Since the number of applicants can be huge, a necessary self-selection process will weed out those with low entrepreneurial quality. At this point, the jockey is more important than the horse, meaning, the quality of the team is key here, not the plan itself. Interviews with serial-investors suggest that lead indicators for entrepreneurial success at this stage are: Risk-attitude, Adaptability, Social Capital, Grit and Passion for an Idea, so, insure that applicants self-select based on these qualifications.
2) Crowdsouced competition of candidates: Following the application process, suitable candidates are selected over a month long period, using crowdsourcing. The scope of applicants is likely to be broad, which means that a team of twenty or more experts, in various domains, will be required to judge the applications. It is essential for the accelerator to have a solid professional technical network, which also provides the benefit of offering an immense opportunity for the startup accelerator to acquire new knowledge and insights.
Once twenty percent of candidates have made the cut, these candidates need mentoring and now the horse becomes important - developing and executing a good plan. Over a three to six month period the applicants' business model is honed while proof of concept and market is carried out. The opportunities for creating Intellectual Property Rights (IPR) are identified and the ownership and/or use of these rights resolved though negotiation.
3) Startups selected by use of prediction-markets: Finally, the top twenty percent of the candidates need to be consolidated into a top five percent, which will then be offered VC funding. Studies at Hanyang University have shown that the use of prediction-market mechanisms can be effective in fostering breakthrough innovative ideas while providing an early lead indicator for the most promising business opportunities. The candidates themselves, the accelerators and even outside observers and prospective users could be invited to place bets on the outcome of this phase, effectively crowdsourcing the selection of the winners.
After identification of the most promising startup firms, these firms would then be mentored and financed though the engineering development, marketing and full-scale introduction of a wide range of offerings catering to various markets.
Effectively and efficiently managing a portfolio of startup companies requires extra attention to identification and mediation of risk.

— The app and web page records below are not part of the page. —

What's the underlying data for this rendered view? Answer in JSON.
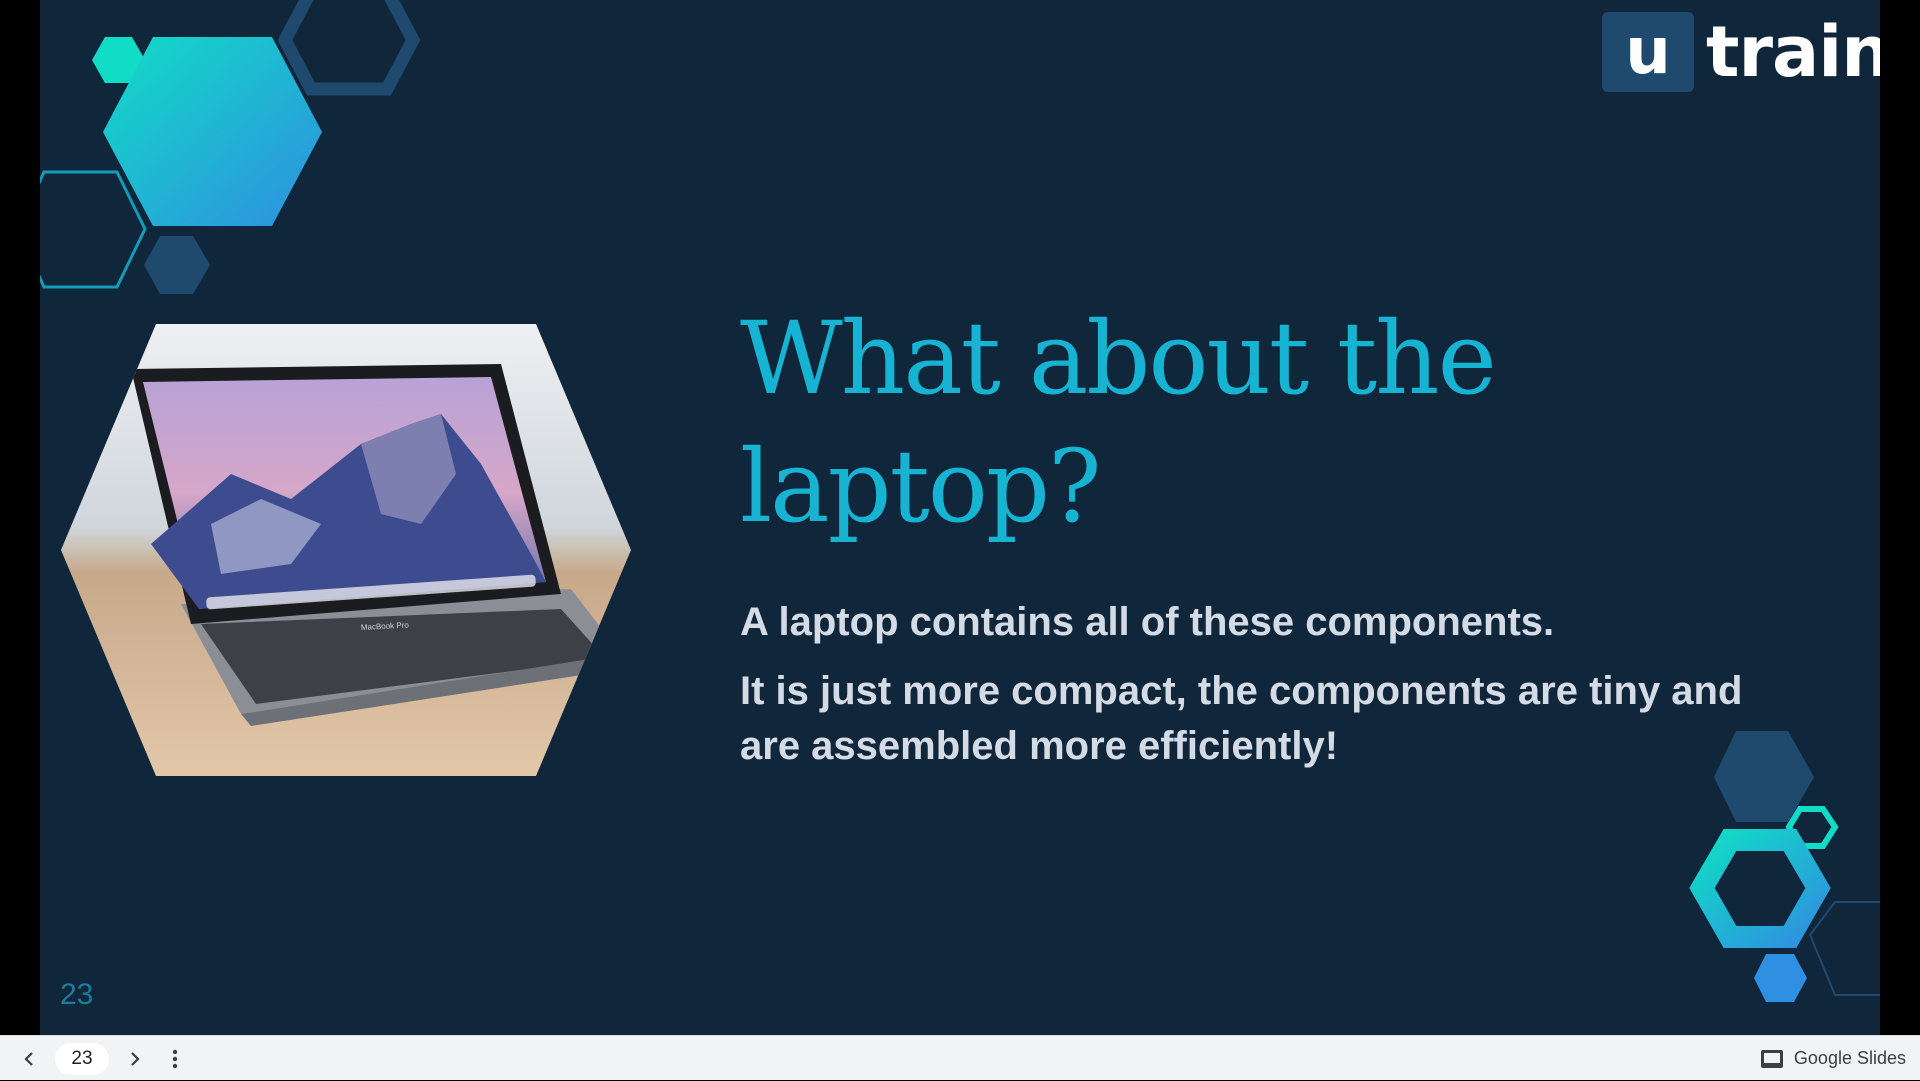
{
  "slide": {
    "title": "What about the laptop?",
    "paragraph_1": "A laptop contains all of these components.",
    "paragraph_2": "It is just more compact, the components are tiny and are assembled more efficiently!",
    "number": "23"
  },
  "logo": {
    "letter": "u",
    "word": "train"
  },
  "image": {
    "subject": "laptop-photo",
    "screen_label": "MacBook Pro"
  },
  "toolbar": {
    "current_page": "23",
    "brand": "Google Slides",
    "icons": [
      "chevron-left-icon",
      "chevron-right-icon",
      "more-vertical-icon",
      "slides-icon"
    ]
  },
  "colors": {
    "background": "#10263b",
    "accent_teal": "#16b3d3",
    "accent_aqua": "#11dcc6",
    "hex_dark": "#1f4a6e",
    "body_text": "#d5dbe5",
    "toolbar_bg": "#f1f3f4"
  }
}
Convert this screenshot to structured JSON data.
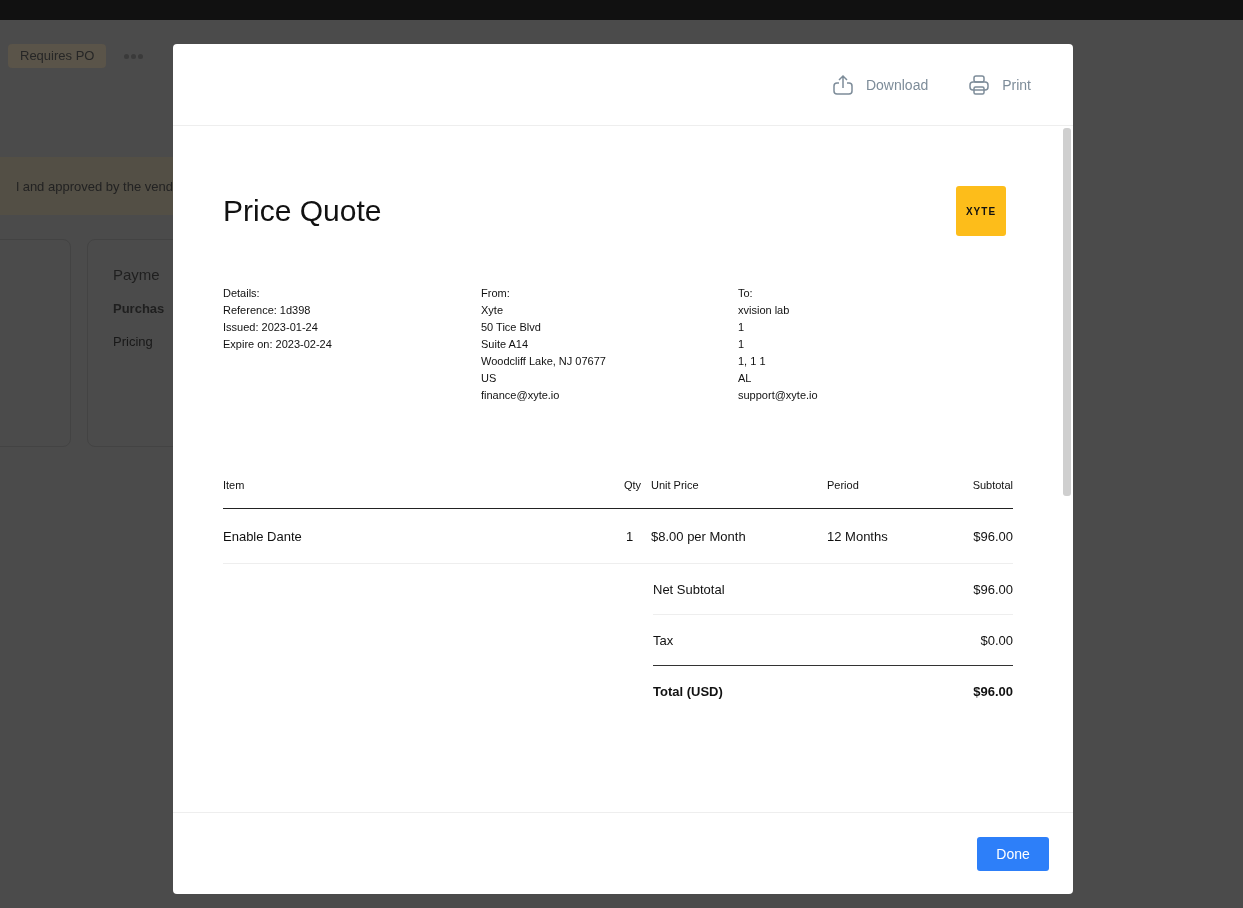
{
  "background": {
    "badge": "Requires PO",
    "banner_text": "l and approved by the vend",
    "card": {
      "title": "Payme",
      "subtitle": "Purchas",
      "line": "Pricing"
    }
  },
  "dialog": {
    "actions": [
      {
        "kind": "download",
        "label": "Download"
      },
      {
        "kind": "print",
        "label": "Print"
      }
    ],
    "title": "Price Quote",
    "logo": "XYTE",
    "columns": [
      {
        "heading": "Details:",
        "lines": [
          "Reference: 1d398",
          "Issued: 2023-01-24",
          "Expire on: 2023-02-24"
        ]
      },
      {
        "heading": "From:",
        "lines": [
          "Xyte",
          "50 Tice Blvd",
          "Suite A14",
          "Woodcliff Lake, NJ 07677",
          "US",
          "finance@xyte.io"
        ]
      },
      {
        "heading": "To:",
        "lines": [
          "xvision lab",
          "1",
          "1",
          "1, 1 1",
          "AL",
          "support@xyte.io"
        ]
      }
    ],
    "table": {
      "columns": [
        "Item",
        "Qty",
        "Unit Price",
        "Period",
        "Subtotal"
      ],
      "rows": [
        [
          "Enable Dante",
          "1",
          "$8.00 per Month",
          "12 Months",
          "$96.00"
        ]
      ]
    },
    "totals": [
      {
        "label": "Net Subtotal",
        "value": "$96.00",
        "bold": false
      },
      {
        "label": "Tax",
        "value": "$0.00",
        "bold": false
      },
      {
        "label": "Total (USD)",
        "value": "$96.00",
        "bold": true
      }
    ],
    "done": "Done"
  }
}
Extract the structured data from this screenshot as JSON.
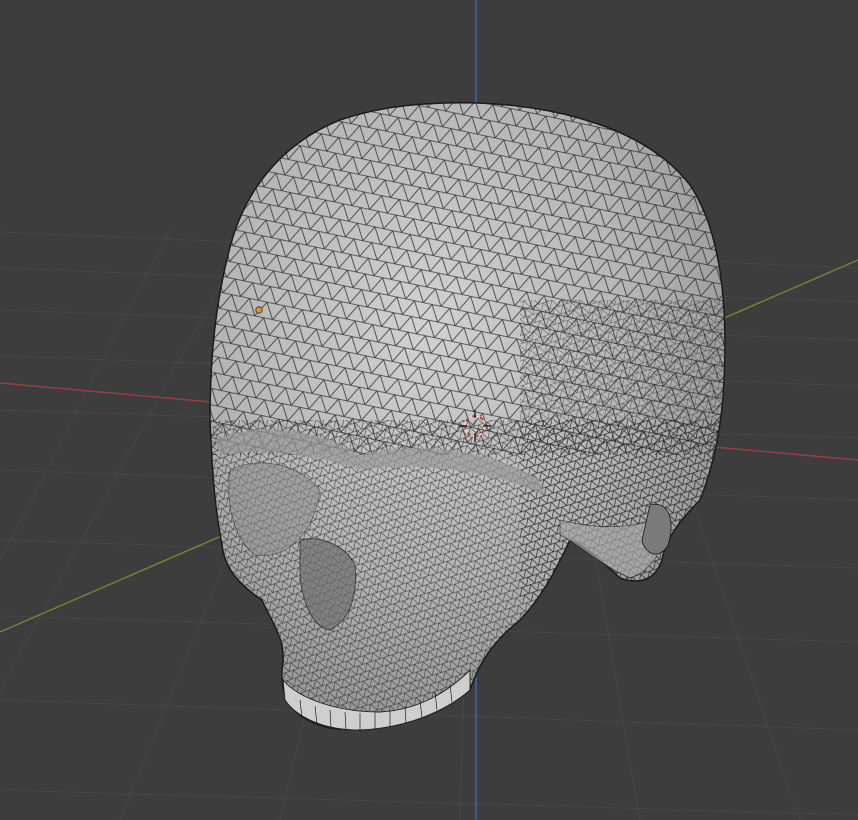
{
  "viewport": {
    "background": "#3d3d3d",
    "grid_color": "#4a4a4a",
    "x_axis_color": "#9c3b45",
    "y_axis_color": "#6c8a35",
    "z_axis_color": "#3b6db3"
  },
  "mesh": {
    "object_icon": "skull-mesh",
    "fill_color": "#b9b9b9",
    "wire_color": "#202020",
    "display": "wireframe-overlay"
  },
  "origin_point": {
    "icon": "object-origin-dot",
    "color": "#e8902a"
  },
  "cursor_3d": {
    "icon": "3d-cursor-icon",
    "color_a": "#d8d8d8",
    "color_b": "#c23a3a"
  }
}
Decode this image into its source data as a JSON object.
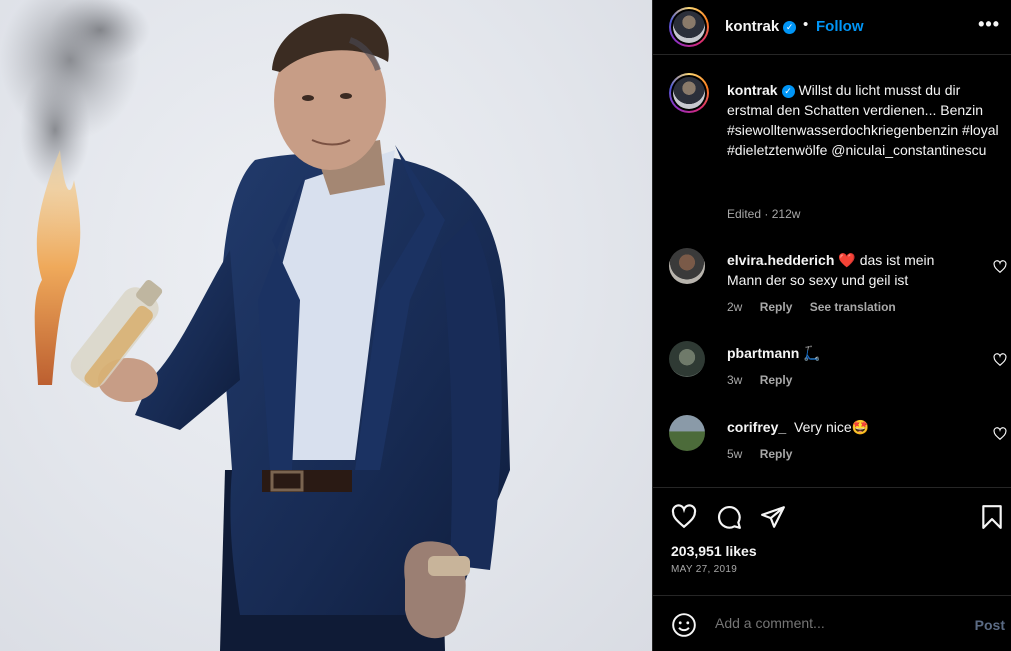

Crowdsourcing offers one way to address the recruiting, mentoring and final selection and provides the best guarantee for the success of these startups.